It’s easy to see why Ellie Shapiro, the director of the Bay Area’s vaunted Jewish Music Festival, wanted to include singer Lorin Sklamberg in this year’s lineup.
Once, at a Shabbat dinner both attended, Sklamberg led a niggun chant with such fervor that Shapiro accidentally broke her wine goblet while pounding on the table.
Though she hopes no glasses get shattered, Shapiro expects plenty of stomping, clapping and benign mayhem when Sklamberg and Irish singer Susan McKeown perform with their Yiddish-Celtic hybrid band, Saints and Tsadiks.
That concert, which takes place on March 28 in Berkeley, will be one of several offerings at this year’s Jewish Music Festival, which also includes performances from the Yuval Ron Ensemble and an ad-hoc septet of world-class klezmer musicians calling itself Diaspora Redux.
But the upcoming March schedule is only Part 1 of the 2010 festival, which is a fiscally sponsored project of the JCC of the East Bay. This being the festival’s silver anniversary, Shapiro decided to stage its first-ever outdoor concerts, which will be free and will take place in July at San Francisco’s Yerba Buena Gardens.
“That’s where you get a widely mixed audience,” she says, “That’s why we’re breaking tradition and doing this in July.”
The March concerts will go on, as has been done in the past, but all under the theme of sacred music. Case in point: the Saints and Tsadiks show.
Sklamberg is well known in Jewish music circles as a member of the Klezmatics. For more than 20 years, that pioneering band has pushed the boundaries of klezmer by teaming up with other musical traditions. With Saints and Tsadiks, Sklamberg does the same, fusing klezmer and Irish music with McKeown.

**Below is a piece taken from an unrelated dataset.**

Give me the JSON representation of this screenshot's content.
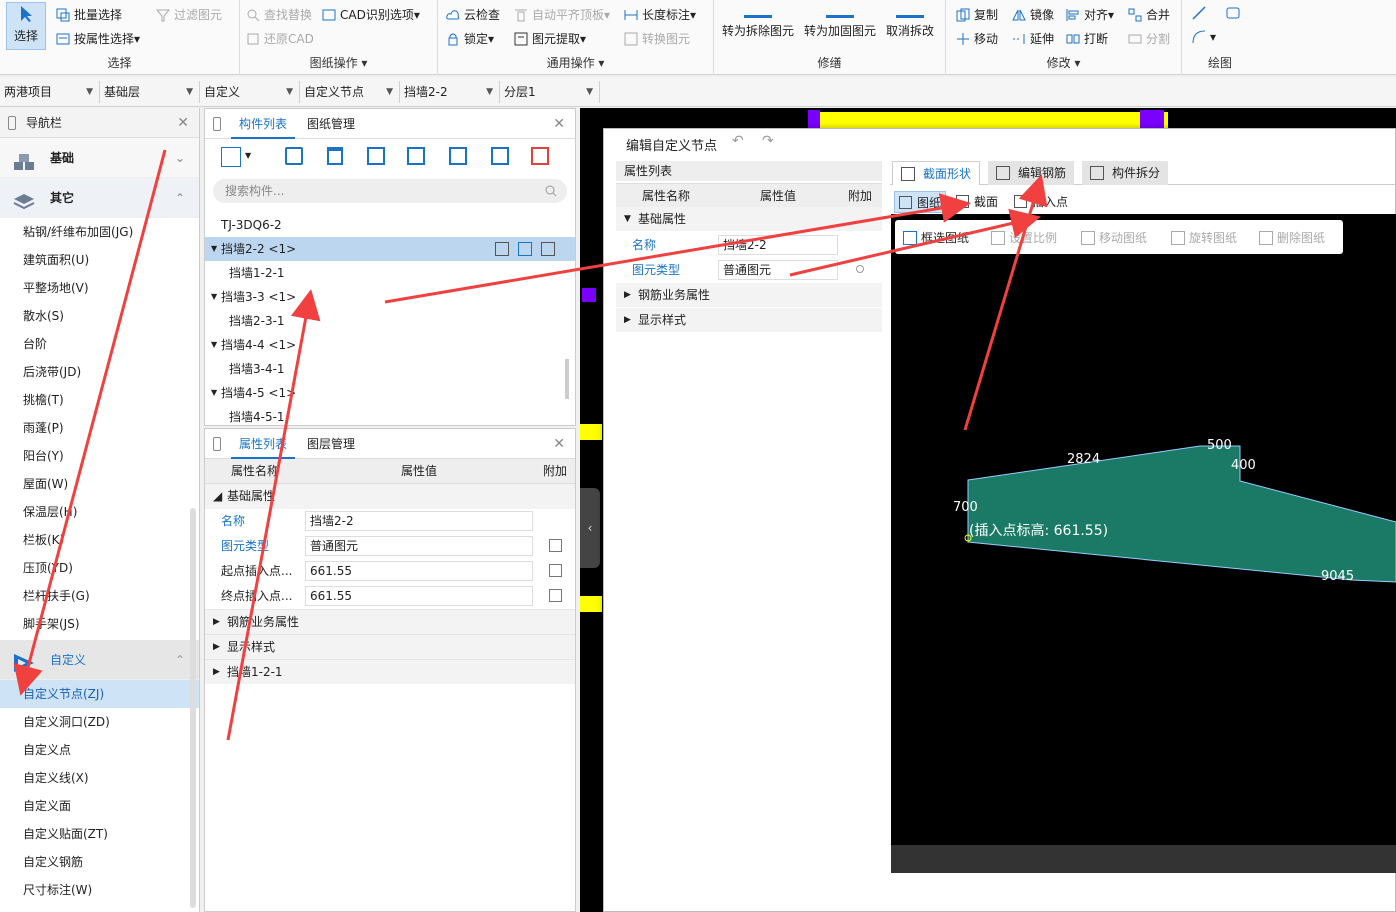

Sklamberg first met the Dublin, Ireland, native in 2003, when McKeown joined the Klezmatics for a special concert at New York’s 92nd Street Y. That show premiered previously unknown Woody Guthrie songs, and led to multiple tours and a collaborative CD titled “Wonder Wheel” that won the 2006 Grammy for best contemporary world music.
“We were having so much fun,” McKeown recalls. “Lorin and I complement each other well. We think similarly in the way we approach singing, so we said, ‘This has to go on.’ ”
Last year, they recorded a Saints and Tsadiks CD, which features traditional Yiddish and Irish songs. The band’s name evolved from “the land of saints and scholars,” an oft-heard description of the Emerald Isle.
“Ireland always had a great connection with the sacred,” McKeown says. “I asked Lorin if there is a similar word [in the Jewish tradition] and he said, ‘tzadikkim.’ We patched this music together as a beautiful quilt of sacred musical gems.”
That means Sklamberg sings some songs in Gaelic, and McKeown sings a few in Yiddish. That wasn’t as hard for the native Dubliner as one might have predicted.
Living in New York since the early 1990s, McKeown says she grew up interested in Jewish culture, in part because she lived near Dublin’s Jewish neighborhood, sometimes called “Little Jerusalem” (where James Joyce’s fictitious Leopold Bloom passed the day in “Ulysses”). She also has a Jewish great-grandmother.
“I’ve worked with a lot of world music groups,” she says. “But I always thought that with klezmer, the songs share with Irish music a language that goes beyond the languages being sung.”
That same kind of cultural blend should turn up in the March 20 concert by the Yuval Ron Ensemble, which will mix Jewish and Muslim music. The concert will feature Aziz Abbatiello, a Californian who now lives as a Sufi dervish in Turkey, whirling away the hour onstage.
Diaspora Redux, performing March 27, features Berlin-based musician Alan Bern, of the band Brave Old World, and a blend of Jewish music traditions from New York, Europe and Argentina.
“[Bern] put together a dream team of members of different international bands,” Shapiro notes. “They do klezmer, jazz and a lot of crossover stuff.”
The March headliner shows will take place at Freight and Salvage Coffeehouse, now in its new location at 2020 Addison St., Berkeley. The 440-seat venue is twice as big and much more acoustically balanced than the Freight and Salvage of old.
That should help draw bigger crowds. At least, Shapiro hopes so. Like all nonprofit entities, the Jewish Music Festival has faced financial challenges during the current economic downturn, but the show will go on.
“It’s been difficult finding funding,” Shapiro says. “But we’re still standing. People need music more than ever.”
The Jewish Music Festival runs from March 20 to 29, with more events to be presented in July. For a complete lineup and more information, visit www.jewishmusicfestival.org.